---- DATA TO PROCESS

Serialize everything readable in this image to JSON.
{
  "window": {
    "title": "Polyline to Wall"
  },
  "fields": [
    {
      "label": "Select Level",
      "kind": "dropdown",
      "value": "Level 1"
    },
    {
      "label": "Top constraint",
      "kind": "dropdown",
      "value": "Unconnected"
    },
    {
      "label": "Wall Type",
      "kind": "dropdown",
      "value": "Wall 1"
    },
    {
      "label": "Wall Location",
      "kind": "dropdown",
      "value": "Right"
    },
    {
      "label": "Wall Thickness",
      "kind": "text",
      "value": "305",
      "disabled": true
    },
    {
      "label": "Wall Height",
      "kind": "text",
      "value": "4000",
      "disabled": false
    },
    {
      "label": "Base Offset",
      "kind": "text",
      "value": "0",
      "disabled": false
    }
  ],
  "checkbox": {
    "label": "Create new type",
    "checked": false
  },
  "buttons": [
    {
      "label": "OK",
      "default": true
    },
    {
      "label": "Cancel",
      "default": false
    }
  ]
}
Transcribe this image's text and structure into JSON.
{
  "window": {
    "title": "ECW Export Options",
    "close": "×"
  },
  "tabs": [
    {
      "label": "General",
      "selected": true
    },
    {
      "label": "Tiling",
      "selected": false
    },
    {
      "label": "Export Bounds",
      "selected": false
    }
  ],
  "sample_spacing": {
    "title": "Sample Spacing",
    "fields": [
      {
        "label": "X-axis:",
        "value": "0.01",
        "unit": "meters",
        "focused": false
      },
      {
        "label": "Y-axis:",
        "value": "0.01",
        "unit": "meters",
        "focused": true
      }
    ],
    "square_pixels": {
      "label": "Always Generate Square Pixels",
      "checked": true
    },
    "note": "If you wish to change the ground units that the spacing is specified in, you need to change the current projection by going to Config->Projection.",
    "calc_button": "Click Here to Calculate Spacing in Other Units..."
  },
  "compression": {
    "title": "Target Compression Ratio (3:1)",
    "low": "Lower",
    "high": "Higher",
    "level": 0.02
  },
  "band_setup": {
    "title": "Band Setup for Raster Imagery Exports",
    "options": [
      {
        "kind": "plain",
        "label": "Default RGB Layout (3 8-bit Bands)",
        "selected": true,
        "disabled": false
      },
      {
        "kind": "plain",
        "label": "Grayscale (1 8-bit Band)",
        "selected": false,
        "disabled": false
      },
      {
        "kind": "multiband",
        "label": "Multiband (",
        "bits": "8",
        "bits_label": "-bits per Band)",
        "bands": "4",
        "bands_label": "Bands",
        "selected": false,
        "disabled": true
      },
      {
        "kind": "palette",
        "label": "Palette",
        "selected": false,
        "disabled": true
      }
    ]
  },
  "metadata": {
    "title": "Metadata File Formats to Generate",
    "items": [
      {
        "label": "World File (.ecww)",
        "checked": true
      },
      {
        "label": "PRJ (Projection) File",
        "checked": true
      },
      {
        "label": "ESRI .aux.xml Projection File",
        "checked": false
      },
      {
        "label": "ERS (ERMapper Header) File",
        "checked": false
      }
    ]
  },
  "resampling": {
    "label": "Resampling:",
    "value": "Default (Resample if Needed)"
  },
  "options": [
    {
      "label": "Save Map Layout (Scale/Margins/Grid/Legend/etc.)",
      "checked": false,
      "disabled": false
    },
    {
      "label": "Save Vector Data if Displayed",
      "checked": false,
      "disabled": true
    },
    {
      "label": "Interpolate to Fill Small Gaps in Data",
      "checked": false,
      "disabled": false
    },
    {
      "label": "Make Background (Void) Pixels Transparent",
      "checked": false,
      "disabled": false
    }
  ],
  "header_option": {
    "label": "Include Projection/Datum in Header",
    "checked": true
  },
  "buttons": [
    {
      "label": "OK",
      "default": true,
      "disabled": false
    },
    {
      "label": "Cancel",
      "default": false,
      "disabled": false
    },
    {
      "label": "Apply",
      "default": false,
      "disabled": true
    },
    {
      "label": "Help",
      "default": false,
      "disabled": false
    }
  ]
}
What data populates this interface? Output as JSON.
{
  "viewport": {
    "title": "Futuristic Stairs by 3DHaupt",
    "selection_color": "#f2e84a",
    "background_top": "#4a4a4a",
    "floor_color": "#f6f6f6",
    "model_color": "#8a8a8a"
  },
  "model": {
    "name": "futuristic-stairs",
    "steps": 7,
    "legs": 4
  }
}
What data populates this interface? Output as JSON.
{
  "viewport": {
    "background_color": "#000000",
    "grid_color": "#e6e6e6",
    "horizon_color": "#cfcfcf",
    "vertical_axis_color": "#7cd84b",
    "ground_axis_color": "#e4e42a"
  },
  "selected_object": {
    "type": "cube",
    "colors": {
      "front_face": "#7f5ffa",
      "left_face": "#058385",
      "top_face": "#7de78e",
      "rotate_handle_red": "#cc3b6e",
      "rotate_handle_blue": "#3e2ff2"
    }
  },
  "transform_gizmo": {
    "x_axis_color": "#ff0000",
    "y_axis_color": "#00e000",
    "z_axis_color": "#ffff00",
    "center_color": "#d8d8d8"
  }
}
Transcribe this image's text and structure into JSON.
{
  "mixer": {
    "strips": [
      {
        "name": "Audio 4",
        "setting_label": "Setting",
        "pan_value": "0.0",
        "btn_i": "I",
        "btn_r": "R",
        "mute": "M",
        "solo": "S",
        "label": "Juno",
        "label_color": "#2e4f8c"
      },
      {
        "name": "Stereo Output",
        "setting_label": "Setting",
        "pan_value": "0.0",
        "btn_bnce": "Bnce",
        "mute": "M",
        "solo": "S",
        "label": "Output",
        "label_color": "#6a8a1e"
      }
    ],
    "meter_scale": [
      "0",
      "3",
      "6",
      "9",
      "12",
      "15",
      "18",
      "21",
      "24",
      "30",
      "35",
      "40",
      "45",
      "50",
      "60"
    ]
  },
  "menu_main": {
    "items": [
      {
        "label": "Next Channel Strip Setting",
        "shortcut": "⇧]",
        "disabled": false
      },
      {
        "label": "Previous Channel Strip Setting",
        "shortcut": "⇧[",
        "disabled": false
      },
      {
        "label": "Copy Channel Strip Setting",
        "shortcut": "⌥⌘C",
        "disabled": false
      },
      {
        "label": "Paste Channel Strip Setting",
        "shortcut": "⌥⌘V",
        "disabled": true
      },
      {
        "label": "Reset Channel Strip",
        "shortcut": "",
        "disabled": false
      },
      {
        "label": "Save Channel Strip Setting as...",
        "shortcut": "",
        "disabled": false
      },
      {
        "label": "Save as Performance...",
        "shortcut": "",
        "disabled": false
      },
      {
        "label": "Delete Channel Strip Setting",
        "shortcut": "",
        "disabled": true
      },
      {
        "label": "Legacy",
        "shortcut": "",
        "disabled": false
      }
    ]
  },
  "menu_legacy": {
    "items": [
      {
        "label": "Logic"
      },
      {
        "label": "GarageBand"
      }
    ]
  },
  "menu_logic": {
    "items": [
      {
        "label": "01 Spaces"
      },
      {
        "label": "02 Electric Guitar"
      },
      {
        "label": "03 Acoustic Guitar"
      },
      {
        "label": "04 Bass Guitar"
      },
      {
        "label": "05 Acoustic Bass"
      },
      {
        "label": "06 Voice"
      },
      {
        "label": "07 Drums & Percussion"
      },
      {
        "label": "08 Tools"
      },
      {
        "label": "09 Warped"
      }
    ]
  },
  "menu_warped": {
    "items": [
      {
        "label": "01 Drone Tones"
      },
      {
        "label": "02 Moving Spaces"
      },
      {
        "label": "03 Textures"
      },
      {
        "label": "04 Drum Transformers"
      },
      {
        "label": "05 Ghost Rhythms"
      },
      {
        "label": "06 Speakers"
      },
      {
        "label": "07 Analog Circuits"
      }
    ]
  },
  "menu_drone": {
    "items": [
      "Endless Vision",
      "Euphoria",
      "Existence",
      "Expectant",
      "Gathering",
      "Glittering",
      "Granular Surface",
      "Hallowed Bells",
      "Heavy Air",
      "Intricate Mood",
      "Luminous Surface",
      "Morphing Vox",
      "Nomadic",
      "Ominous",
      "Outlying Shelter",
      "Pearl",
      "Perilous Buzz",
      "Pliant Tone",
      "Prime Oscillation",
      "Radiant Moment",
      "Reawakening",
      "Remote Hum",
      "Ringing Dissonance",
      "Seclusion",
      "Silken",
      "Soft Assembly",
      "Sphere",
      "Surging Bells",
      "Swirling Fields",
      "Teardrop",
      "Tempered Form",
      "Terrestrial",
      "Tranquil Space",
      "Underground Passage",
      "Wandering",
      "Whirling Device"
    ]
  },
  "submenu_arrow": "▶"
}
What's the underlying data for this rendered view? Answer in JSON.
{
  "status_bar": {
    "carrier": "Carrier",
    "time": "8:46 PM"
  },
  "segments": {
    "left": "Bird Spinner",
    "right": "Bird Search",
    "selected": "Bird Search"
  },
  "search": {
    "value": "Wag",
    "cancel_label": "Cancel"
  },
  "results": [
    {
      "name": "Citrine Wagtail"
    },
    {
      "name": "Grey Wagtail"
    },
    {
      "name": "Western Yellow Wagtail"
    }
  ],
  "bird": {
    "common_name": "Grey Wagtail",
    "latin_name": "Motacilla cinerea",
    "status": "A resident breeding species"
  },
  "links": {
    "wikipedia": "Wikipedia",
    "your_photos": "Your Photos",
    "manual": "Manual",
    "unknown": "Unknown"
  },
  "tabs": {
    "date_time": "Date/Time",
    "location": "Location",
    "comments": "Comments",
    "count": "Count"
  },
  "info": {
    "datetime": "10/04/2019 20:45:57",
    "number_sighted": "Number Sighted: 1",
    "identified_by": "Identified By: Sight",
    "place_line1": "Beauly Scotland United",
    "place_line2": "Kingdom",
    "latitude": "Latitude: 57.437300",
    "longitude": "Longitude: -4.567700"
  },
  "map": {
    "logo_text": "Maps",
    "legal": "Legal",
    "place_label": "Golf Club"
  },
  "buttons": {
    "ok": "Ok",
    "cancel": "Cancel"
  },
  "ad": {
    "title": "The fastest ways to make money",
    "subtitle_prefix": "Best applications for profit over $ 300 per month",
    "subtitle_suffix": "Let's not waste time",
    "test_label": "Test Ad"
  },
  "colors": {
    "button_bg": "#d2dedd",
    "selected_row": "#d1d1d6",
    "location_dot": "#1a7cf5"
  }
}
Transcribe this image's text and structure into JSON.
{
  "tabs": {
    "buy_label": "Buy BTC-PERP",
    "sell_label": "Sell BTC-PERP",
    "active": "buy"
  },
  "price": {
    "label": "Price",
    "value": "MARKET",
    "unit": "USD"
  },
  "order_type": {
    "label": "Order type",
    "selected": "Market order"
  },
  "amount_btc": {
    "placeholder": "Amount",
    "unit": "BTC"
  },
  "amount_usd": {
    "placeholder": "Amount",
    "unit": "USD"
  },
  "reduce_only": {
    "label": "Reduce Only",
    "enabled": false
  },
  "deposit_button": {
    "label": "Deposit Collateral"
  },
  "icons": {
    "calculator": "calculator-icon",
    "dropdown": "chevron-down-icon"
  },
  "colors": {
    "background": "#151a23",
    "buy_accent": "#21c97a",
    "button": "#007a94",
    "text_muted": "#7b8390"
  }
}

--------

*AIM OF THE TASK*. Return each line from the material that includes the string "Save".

*RESPONSE TO THE TASK*.
      "label": "Save Map Layout (Scale/Margins/Grid/Legend/etc.)",
      "label": "Save Vector Data if Displayed",
        "label": "Save Channel Strip Setting as...",
        "label": "Save as Performance...",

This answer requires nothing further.